Interface dataset entries:
========
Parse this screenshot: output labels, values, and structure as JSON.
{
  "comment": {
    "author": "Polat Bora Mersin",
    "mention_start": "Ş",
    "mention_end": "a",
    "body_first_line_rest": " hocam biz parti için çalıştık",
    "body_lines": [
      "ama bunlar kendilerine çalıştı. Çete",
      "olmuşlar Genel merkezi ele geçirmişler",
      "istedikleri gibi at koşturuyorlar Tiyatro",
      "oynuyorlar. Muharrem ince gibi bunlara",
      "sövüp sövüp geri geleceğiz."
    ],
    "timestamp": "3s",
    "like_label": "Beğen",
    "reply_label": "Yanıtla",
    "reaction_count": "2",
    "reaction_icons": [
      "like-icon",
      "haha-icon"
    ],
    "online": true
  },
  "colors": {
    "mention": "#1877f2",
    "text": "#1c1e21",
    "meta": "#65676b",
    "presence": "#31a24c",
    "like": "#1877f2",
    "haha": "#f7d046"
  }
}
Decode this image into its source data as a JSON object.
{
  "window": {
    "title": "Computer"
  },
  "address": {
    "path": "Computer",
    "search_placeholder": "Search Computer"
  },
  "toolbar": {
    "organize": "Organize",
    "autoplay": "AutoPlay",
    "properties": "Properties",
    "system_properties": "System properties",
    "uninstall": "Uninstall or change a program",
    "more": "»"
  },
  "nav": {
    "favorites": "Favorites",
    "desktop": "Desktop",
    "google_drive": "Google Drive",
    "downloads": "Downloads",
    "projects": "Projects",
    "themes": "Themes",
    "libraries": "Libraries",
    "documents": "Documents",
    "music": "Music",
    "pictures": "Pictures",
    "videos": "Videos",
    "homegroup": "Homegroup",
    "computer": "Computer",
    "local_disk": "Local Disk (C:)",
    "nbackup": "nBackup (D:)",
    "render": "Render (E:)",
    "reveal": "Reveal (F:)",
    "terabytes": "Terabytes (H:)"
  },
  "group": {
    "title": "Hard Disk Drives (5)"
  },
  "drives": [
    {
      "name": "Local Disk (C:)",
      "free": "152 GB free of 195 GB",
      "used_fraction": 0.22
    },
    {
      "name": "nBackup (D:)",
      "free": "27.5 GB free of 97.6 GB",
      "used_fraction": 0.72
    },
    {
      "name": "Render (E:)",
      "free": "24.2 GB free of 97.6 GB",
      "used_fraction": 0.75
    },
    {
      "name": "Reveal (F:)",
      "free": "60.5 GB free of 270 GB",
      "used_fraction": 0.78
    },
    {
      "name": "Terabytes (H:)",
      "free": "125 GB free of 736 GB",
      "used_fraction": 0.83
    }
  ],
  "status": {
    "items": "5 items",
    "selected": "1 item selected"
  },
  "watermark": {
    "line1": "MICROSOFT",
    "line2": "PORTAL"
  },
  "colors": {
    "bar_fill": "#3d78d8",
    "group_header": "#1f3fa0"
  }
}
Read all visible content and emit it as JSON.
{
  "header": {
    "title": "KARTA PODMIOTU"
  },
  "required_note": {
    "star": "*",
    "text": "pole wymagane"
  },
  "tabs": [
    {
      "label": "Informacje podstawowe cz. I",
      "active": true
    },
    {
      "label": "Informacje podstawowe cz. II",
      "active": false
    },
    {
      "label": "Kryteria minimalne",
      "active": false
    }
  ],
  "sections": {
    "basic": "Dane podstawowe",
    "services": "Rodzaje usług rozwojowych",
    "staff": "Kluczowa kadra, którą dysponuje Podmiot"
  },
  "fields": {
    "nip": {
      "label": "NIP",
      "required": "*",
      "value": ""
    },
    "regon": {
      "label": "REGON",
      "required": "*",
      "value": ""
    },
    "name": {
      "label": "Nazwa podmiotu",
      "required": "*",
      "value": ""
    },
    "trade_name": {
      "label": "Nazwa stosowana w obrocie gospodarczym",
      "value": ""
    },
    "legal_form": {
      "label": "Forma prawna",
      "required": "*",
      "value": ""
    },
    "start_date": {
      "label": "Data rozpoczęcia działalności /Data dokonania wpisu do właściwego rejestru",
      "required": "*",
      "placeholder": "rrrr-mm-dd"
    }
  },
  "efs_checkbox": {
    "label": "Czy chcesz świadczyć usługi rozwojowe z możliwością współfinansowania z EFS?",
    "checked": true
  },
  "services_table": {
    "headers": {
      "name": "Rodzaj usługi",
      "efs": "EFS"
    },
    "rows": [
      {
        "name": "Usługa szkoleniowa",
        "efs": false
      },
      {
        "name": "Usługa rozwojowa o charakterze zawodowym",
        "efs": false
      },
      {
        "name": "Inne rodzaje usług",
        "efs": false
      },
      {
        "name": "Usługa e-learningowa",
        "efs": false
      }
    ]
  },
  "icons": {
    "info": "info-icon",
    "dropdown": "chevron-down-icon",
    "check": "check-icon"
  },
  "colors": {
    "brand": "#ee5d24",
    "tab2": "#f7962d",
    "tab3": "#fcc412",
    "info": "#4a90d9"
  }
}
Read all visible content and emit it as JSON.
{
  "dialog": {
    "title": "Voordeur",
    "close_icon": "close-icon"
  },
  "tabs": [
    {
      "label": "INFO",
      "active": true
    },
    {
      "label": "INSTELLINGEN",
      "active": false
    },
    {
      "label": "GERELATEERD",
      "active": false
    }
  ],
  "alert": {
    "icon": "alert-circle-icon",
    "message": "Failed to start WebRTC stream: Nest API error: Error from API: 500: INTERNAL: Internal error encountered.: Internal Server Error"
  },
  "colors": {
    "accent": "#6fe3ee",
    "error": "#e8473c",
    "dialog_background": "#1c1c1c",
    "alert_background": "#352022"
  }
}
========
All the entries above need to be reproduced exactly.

Parse this screenshot: output labels, values, and structure as JSON.
{
  "comment": {
    "author": "Polat Bora Mersin",
    "mention_start": "Ş",
    "mention_end": "a",
    "body_first_line_rest": " hocam biz parti için çalıştık",
    "body_lines": [
      "ama bunlar kendilerine çalıştı. Çete",
      "olmuşlar Genel merkezi ele geçirmişler",
      "istedikleri gibi at koşturuyorlar Tiyatro",
      "oynuyorlar. Muharrem ince gibi bunlara",
      "sövüp sövüp geri geleceğiz."
    ],
    "timestamp": "3s",
    "like_label": "Beğen",
    "reply_label": "Yanıtla",
    "reaction_count": "2",
    "reaction_icons": [
      "like-icon",
      "haha-icon"
    ],
    "online": true
  },
  "colors": {
    "mention": "#1877f2",
    "text": "#1c1e21",
    "meta": "#65676b",
    "presence": "#31a24c",
    "like": "#1877f2",
    "haha": "#f7d046"
  }
}
Decode this image into its source data as a JSON object.
{
  "window": {
    "title": "Computer"
  },
  "address": {
    "path": "Computer",
    "search_placeholder": "Search Computer"
  },
  "toolbar": {
    "organize": "Organize",
    "autoplay": "AutoPlay",
    "properties": "Properties",
    "system_properties": "System properties",
    "uninstall": "Uninstall or change a program",
    "more": "»"
  },
  "nav": {
    "favorites": "Favorites",
    "desktop": "Desktop",
    "google_drive": "Google Drive",
    "downloads": "Downloads",
    "projects": "Projects",
    "themes": "Themes",
    "libraries": "Libraries",
    "documents": "Documents",
    "music": "Music",
    "pictures": "Pictures",
    "videos": "Videos",
    "homegroup": "Homegroup",
    "computer": "Computer",
    "local_disk": "Local Disk (C:)",
    "nbackup": "nBackup (D:)",
    "render": "Render (E:)",
    "reveal": "Reveal (F:)",
    "terabytes": "Terabytes (H:)"
  },
  "group": {
    "title": "Hard Disk Drives (5)"
  },
  "drives": [
    {
      "name": "Local Disk (C:)",
      "free": "152 GB free of 195 GB",
      "used_fraction": 0.22
    },
    {
      "name": "nBackup (D:)",
      "free": "27.5 GB free of 97.6 GB",
      "used_fraction": 0.72
    },
    {
      "name": "Render (E:)",
      "free": "24.2 GB free of 97.6 GB",
      "used_fraction": 0.75
    },
    {
      "name": "Reveal (F:)",
      "free": "60.5 GB free of 270 GB",
      "used_fraction": 0.78
    },
    {
      "name": "Terabytes (H:)",
      "free": "125 GB free of 736 GB",
      "used_fraction": 0.83
    }
  ],
  "status": {
    "items": "5 items",
    "selected": "1 item selected"
  },
  "watermark": {
    "line1": "MICROSOFT",
    "line2": "PORTAL"
  },
  "colors": {
    "bar_fill": "#3d78d8",
    "group_header": "#1f3fa0"
  }
}
Read all visible content and emit it as JSON.
{
  "header": {
    "title": "KARTA PODMIOTU"
  },
  "required_note": {
    "star": "*",
    "text": "pole wymagane"
  },
  "tabs": [
    {
      "label": "Informacje podstawowe cz. I",
      "active": true
    },
    {
      "label": "Informacje podstawowe cz. II",
      "active": false
    },
    {
      "label": "Kryteria minimalne",
      "active": false
    }
  ],
  "sections": {
    "basic": "Dane podstawowe",
    "services": "Rodzaje usług rozwojowych",
    "staff": "Kluczowa kadra, którą dysponuje Podmiot"
  },
  "fields": {
    "nip": {
      "label": "NIP",
      "required": "*",
      "value": ""
    },
    "regon": {
      "label": "REGON",
      "required": "*",
      "value": ""
    },
    "name": {
      "label": "Nazwa podmiotu",
      "required": "*",
      "value": ""
    },
    "trade_name": {
      "label": "Nazwa stosowana w obrocie gospodarczym",
      "value": ""
    },
    "legal_form": {
      "label": "Forma prawna",
      "required": "*",
      "value": ""
    },
    "start_date": {
      "label": "Data rozpoczęcia działalności /Data dokonania wpisu do właściwego rejestru",
      "required": "*",
      "placeholder": "rrrr-mm-dd"
    }
  },
  "efs_checkbox": {
    "label": "Czy chcesz świadczyć usługi rozwojowe z możliwością współfinansowania z EFS?",
    "checked": true
  },
  "services_table": {
    "headers": {
      "name": "Rodzaj usługi",
      "efs": "EFS"
    },
    "rows": [
      {
        "name": "Usługa szkoleniowa",
        "efs": false
      },
      {
        "name": "Usługa rozwojowa o charakterze zawodowym",
        "efs": false
      },
      {
        "name": "Inne rodzaje usług",
        "efs": false
      },
      {
        "name": "Usługa e-learningowa",
        "efs": false
      }
    ]
  },
  "icons": {
    "info": "info-icon",
    "dropdown": "chevron-down-icon",
    "check": "check-icon"
  },
  "colors": {
    "brand": "#ee5d24",
    "tab2": "#f7962d",
    "tab3": "#fcc412",
    "info": "#4a90d9"
  }
}
Read all visible content and emit it as JSON.
{
  "dialog": {
    "title": "Voordeur",
    "close_icon": "close-icon"
  },
  "tabs": [
    {
      "label": "INFO",
      "active": true
    },
    {
      "label": "INSTELLINGEN",
      "active": false
    },
    {
      "label": "GERELATEERD",
      "active": false
    }
  ],
  "alert": {
    "icon": "alert-circle-icon",
    "message": "Failed to start WebRTC stream: Nest API error: Error from API: 500: INTERNAL: Internal error encountered.: Internal Server Error"
  },
  "colors": {
    "accent": "#6fe3ee",
    "error": "#e8473c",
    "dialog_background": "#1c1c1c",
    "alert_background": "#352022"
  }
}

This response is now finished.